Séminaire de Sergio Diaz-Tendero (13 mai 2014)

Departamento de Química, Universidad Autónoma de Madrid, Madrid, Spain

Fragmentation of amino acids induced by collisions
with low-energy highly charged ions

Radiation damage of biological tissues starts at the femtosecond timescale, where ionization processes lead to the production of numerous secondary particles (electrons, ions, radicals). An important research activity focuses on the understanding of these processes at the molecular level. In this context, ion-biomolecule collisions have become a fundamental technique to study radiation damage at the physical stage. The knowledge of ionized bio-molecules properties, in particular their structures and stability against dissociation is thus of prime importance. Moreover, it is also essential to understand the fragmentation mechanisms taking place after ionization-excitation with highly charged ions.

The dynamics of multiply charged (excited) molecular cations could be finely probe using physical techniques giving insight into ultrafast chemical processes at the fs timescale.
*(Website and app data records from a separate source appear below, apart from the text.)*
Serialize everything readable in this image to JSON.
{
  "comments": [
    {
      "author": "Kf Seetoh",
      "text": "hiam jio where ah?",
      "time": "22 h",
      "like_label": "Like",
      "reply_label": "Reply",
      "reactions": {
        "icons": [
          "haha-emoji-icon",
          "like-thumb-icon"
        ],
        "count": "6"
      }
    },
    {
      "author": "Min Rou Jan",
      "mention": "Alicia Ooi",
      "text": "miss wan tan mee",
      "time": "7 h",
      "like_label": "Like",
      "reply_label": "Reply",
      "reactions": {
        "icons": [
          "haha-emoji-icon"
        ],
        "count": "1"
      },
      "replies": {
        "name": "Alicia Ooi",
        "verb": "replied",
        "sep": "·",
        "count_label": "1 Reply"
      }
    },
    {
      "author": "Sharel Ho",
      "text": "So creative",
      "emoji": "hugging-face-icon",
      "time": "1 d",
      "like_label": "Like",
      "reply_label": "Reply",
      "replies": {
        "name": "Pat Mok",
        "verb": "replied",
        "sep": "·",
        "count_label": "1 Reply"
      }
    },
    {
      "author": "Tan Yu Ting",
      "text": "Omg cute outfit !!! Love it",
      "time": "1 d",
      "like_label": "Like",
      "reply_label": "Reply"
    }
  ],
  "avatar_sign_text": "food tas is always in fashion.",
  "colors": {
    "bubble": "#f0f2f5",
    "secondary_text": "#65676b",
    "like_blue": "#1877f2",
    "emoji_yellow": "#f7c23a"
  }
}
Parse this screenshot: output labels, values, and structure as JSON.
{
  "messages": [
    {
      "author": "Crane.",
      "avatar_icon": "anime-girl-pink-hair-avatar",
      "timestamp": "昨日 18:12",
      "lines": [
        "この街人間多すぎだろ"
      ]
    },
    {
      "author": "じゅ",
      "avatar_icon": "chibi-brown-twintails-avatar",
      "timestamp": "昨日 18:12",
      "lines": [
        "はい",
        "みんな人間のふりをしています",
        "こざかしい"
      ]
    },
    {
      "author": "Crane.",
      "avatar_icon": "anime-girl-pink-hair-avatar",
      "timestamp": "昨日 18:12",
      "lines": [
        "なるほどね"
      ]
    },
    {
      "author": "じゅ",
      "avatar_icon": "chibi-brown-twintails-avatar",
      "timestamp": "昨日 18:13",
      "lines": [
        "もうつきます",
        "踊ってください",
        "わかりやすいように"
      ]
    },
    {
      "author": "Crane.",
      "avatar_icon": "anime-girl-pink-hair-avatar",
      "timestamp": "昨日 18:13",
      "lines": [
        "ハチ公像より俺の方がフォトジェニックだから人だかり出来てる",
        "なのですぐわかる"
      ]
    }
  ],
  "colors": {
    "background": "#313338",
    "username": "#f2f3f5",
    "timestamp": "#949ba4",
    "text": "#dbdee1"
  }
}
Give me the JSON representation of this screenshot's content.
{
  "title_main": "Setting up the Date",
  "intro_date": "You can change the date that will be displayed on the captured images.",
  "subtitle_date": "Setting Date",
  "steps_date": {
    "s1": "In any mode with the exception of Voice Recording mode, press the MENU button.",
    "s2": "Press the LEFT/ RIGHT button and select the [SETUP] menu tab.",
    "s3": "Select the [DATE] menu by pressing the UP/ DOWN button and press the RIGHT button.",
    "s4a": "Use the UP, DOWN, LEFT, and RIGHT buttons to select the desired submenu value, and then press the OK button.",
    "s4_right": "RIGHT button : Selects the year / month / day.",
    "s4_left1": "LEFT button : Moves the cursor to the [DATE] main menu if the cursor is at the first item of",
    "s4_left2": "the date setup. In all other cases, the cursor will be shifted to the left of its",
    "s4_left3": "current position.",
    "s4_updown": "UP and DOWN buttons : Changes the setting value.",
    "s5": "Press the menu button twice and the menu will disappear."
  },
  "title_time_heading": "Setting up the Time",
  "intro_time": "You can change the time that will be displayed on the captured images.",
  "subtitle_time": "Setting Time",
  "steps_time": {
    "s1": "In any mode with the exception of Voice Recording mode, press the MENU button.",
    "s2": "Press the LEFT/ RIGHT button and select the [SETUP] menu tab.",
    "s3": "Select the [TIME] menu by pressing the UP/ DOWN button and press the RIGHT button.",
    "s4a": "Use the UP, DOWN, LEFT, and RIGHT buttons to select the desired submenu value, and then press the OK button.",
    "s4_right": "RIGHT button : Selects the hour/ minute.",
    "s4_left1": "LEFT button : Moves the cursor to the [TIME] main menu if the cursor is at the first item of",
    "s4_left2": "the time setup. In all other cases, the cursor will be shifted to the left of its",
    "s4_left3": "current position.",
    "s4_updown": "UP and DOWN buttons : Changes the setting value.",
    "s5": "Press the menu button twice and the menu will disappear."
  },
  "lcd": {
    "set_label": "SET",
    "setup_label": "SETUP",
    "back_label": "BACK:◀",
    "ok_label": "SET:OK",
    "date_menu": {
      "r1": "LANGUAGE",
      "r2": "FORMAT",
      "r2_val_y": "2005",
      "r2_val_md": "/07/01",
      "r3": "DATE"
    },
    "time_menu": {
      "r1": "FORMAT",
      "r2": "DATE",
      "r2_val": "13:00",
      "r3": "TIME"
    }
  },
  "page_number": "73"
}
We have recently implemented a strategy based on the combination of experimental and theoretical studies to successfully disentangle the complicated fragmentation dynamics of complex molecular systems after ionization and excitation in collisions with energetic multiply charged ions. We obtain the experimental data in the gas phase for neutral molecules in collisions with low-energy highly charged ions. State-of-the-art multicoincidence detection mass spectrometric techniques were used to determine the charge state of the molecule before fragmentation. The experimental data were analyzed by means of quantum chemistry calculations (density functional theory and ab-initio molecular dynamics). The calculated fragmentation pathways leading to the most abundant fragments observed in the mass spectra allow us to discern the structure of these ions and how they are produced.
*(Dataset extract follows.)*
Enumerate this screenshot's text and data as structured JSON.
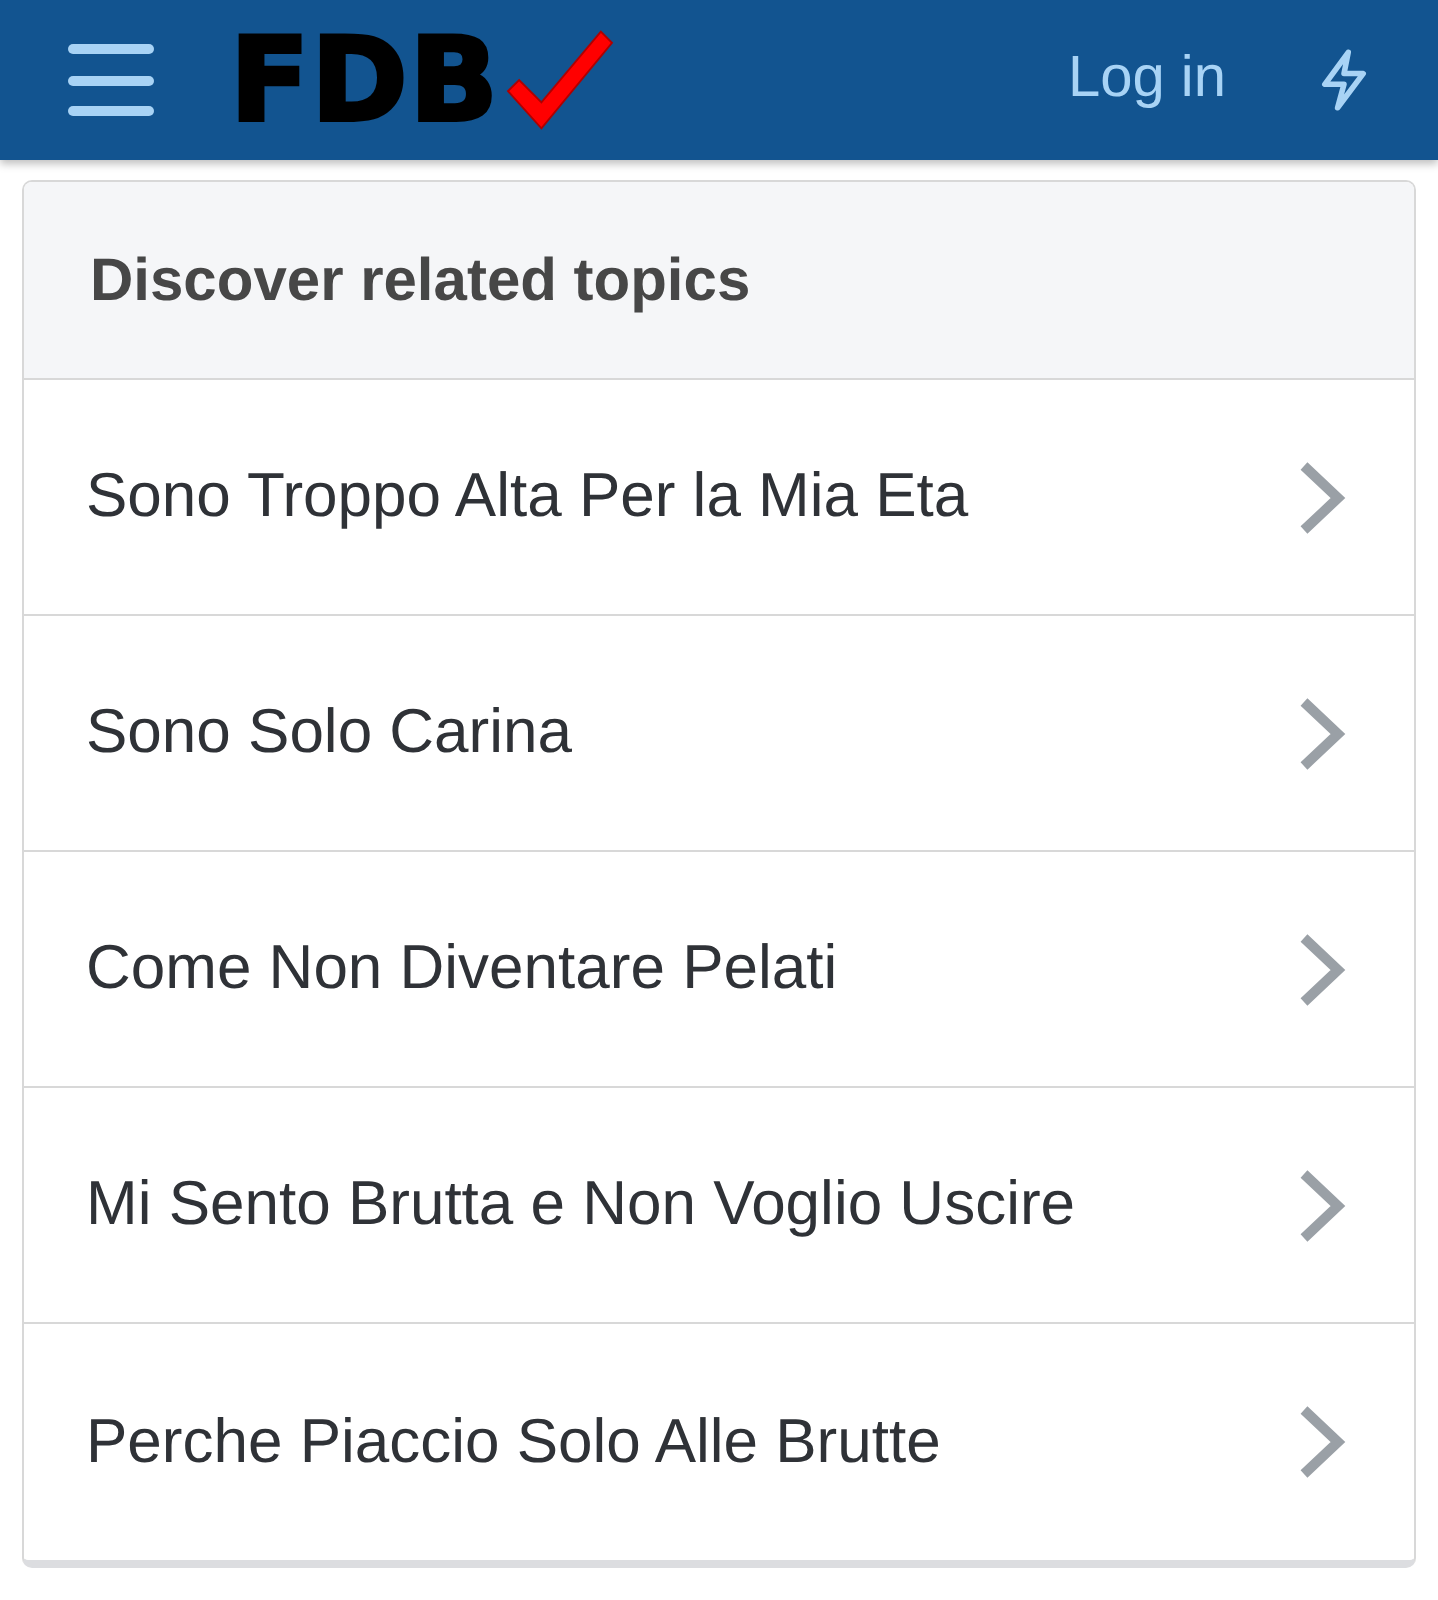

In this seminar, this methodological approach has been applied to study the fragmentation dynamics of amino acids in the gas phase. In the fragmentation of GABA, we found that the intact molecule hardly survives the collision and that many fragments are observed corresponding to numerous dissociation channels (computed and detected). In the fragmentation dynamics of excited molecular glycine dications, doubly-charged molecular species were observed in the mass spectrum. The existence of these species can only be explained considering a fast intramolecular H migration mechanism followed by loss of neutral moieties. These processes appear in competition with the expected Coulomb repulsion of the doubly charged glycine that leads to fission in two singly charged cations. OH migration explains the characteristic fragmentation pathways of dicationic beta-alanine.

Affiche de S. Diaz-Tendero - 142 kb